Although there are almost unlimited potentials to vending, the most common things being sold out of machines is food and drinks. I expect that in the not so distant future this will begin to shift and the shift has already started. It’s possible to find machines selling phones and iPods in airports.
The Standard Hotel, a trendy boutique hotel, teamed up with Quicksilver to sell retro board shorts and bikinis at $75 buck a pop out of vending machines at several of their hotels. Redbox, the movie disk vending company, is the latest and greatest vender to hit the market. They’re changing $1 a night for recent releases for 24 hours, the machines are virtually everywhere, McDonalds, Walgreens and grocery stores nationwide, you can rent from one machine and return to another machine. With their low overhead, it’s impossible for traditional storefront video rental businesses to complete.
The Japanese vending business is much more developed than ours; it seems that there is almost nothing that the Japanese consumer won’t buy out of a machine. Not only are machines found almost everywhere, they are filled with strange and unusual products that the average US consumer probably wouldn’t consider buying out of a machine. Plus for legal reasons, I’m pretty sure we won’t see vending machines selling alcohol anytime soon, but these machines are common in Japan and other countries.
Apparently they have a way to read ID, but it still seems like a potential liability problem. Some of the stranger offering being sold out of a vending machine include: fresh flowers, vegetables, bags of rice, umbrellas, porn, hot ramen noodles, shoes, electronics and eggs.

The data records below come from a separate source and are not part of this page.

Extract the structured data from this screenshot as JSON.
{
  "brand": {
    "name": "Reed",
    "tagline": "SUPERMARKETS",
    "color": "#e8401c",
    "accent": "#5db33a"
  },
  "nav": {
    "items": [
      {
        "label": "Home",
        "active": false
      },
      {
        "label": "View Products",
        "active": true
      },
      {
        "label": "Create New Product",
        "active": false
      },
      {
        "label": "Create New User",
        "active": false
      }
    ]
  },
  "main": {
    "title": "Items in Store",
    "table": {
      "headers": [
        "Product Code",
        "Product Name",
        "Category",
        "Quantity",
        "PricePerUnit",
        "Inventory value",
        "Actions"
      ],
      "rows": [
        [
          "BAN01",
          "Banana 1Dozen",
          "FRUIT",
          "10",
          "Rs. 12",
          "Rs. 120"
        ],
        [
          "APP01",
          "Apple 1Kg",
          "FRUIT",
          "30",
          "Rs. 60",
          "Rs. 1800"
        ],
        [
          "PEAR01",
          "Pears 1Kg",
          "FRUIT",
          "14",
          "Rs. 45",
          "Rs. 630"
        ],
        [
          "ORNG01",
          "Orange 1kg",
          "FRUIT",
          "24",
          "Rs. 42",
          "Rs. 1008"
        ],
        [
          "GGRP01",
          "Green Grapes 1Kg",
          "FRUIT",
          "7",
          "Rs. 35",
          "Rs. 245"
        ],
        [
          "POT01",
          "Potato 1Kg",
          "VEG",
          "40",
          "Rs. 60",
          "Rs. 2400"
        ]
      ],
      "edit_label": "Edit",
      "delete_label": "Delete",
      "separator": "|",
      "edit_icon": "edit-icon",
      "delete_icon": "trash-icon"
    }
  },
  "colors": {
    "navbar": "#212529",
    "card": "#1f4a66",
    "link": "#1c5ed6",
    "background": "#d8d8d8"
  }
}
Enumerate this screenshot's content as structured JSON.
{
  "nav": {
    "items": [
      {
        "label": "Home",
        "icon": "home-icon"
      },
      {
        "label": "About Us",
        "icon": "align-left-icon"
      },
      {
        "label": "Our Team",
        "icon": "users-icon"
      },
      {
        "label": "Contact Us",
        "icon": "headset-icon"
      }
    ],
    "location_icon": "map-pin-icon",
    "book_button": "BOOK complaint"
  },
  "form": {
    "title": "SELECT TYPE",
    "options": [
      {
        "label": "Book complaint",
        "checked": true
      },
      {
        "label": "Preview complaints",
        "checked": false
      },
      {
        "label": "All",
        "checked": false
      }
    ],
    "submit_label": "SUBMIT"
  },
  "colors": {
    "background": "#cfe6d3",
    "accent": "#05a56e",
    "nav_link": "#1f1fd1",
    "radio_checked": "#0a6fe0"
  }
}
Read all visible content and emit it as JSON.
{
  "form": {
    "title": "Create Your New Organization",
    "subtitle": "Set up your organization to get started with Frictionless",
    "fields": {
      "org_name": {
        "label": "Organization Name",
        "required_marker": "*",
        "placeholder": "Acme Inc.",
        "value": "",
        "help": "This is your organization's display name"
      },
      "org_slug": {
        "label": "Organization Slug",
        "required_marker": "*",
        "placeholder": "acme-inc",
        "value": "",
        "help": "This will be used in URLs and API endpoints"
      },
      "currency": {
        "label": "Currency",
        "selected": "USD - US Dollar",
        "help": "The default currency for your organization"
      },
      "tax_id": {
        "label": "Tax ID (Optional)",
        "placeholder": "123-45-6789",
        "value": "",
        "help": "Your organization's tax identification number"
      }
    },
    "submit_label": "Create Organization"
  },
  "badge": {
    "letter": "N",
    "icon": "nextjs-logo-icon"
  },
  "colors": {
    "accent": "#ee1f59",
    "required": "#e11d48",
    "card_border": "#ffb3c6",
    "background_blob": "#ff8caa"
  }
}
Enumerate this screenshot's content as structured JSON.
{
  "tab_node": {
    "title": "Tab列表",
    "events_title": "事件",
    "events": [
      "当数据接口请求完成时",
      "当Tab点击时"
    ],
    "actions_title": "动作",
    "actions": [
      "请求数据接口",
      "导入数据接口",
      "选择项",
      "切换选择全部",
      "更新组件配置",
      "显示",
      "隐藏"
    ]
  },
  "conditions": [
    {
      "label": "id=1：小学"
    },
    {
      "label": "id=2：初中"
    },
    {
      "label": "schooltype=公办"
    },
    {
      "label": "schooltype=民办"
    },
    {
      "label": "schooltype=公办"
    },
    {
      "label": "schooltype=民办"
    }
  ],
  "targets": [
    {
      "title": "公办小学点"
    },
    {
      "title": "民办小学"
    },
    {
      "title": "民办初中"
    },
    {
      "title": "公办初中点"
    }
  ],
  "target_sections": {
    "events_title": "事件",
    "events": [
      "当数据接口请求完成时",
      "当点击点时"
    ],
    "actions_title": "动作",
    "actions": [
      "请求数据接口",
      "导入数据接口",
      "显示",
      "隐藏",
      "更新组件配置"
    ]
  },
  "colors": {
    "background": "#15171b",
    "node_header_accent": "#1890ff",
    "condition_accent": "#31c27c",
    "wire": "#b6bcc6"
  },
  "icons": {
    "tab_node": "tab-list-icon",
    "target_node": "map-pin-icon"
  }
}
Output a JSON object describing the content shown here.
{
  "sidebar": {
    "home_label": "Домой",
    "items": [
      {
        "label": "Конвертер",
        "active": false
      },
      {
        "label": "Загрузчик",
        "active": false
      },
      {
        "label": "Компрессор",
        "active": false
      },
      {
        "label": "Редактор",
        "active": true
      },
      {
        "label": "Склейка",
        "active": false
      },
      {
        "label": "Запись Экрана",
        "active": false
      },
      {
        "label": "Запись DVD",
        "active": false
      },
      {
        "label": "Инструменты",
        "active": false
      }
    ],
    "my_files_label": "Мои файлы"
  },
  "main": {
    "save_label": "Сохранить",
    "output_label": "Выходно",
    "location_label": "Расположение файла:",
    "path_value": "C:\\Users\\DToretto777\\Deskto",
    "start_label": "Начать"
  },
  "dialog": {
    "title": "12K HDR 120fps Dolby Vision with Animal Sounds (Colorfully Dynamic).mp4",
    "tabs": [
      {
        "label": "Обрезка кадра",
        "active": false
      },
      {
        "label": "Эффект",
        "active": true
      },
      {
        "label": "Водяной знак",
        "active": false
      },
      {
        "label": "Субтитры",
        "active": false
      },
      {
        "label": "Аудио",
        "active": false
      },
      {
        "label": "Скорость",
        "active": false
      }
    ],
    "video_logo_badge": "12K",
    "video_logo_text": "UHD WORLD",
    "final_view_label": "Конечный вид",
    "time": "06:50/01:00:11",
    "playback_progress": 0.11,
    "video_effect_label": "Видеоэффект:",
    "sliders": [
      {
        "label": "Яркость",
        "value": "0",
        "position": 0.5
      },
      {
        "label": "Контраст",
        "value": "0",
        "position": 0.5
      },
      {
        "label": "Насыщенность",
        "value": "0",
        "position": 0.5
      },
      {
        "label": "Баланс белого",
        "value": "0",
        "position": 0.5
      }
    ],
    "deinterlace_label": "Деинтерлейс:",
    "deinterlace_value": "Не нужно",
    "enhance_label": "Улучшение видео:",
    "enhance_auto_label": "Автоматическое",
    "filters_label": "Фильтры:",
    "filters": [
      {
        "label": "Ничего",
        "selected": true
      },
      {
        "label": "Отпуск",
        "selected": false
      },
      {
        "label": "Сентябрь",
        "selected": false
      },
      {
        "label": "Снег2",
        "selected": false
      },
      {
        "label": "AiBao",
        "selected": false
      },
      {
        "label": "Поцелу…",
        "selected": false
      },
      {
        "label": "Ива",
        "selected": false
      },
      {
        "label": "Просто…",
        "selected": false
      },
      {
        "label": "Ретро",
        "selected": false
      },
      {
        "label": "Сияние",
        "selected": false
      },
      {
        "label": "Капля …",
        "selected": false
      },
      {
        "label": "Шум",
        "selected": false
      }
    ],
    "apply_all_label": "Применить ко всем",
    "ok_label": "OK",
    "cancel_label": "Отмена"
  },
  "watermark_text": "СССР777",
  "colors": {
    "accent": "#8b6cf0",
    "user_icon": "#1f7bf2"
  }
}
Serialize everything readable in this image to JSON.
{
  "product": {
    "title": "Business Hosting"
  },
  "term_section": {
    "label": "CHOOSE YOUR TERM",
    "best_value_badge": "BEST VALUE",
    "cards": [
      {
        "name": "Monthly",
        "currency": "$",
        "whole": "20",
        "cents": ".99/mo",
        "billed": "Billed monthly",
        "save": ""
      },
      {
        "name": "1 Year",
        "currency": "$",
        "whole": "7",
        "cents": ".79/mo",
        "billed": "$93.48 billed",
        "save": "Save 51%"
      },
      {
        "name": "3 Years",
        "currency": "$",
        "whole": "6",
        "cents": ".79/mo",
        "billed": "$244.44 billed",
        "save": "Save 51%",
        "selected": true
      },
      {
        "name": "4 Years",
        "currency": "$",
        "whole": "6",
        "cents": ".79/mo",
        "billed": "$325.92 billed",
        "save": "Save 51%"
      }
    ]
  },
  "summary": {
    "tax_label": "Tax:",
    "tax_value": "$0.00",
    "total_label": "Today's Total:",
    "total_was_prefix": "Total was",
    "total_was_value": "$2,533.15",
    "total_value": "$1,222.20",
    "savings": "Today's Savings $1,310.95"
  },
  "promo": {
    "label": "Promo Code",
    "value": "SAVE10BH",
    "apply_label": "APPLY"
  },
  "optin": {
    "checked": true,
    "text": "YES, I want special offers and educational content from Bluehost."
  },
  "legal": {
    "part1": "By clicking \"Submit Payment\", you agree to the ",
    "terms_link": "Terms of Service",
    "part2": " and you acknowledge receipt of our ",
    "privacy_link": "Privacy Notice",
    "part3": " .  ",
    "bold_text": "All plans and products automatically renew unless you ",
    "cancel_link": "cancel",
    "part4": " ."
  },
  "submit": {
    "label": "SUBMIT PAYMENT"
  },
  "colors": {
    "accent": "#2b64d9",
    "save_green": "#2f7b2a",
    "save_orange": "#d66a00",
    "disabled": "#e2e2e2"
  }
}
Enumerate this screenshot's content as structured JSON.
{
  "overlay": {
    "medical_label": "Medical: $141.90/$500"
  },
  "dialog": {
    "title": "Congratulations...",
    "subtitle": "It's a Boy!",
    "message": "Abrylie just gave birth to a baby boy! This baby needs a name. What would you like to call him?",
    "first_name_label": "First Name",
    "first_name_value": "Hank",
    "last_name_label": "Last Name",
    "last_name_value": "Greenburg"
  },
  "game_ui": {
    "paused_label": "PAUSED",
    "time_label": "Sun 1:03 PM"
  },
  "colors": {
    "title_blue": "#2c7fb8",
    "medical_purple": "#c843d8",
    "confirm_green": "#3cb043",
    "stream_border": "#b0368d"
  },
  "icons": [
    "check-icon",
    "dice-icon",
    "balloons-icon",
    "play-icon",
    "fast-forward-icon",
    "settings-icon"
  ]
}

Here in the United States, it’s still primarily soda, bags of chips and millions of gumballs but I’m sure we’ll eventually see more and more things vended out of machines. We already have the capability to vend almost anything, now it’s basically just a matter of consumer acceptance.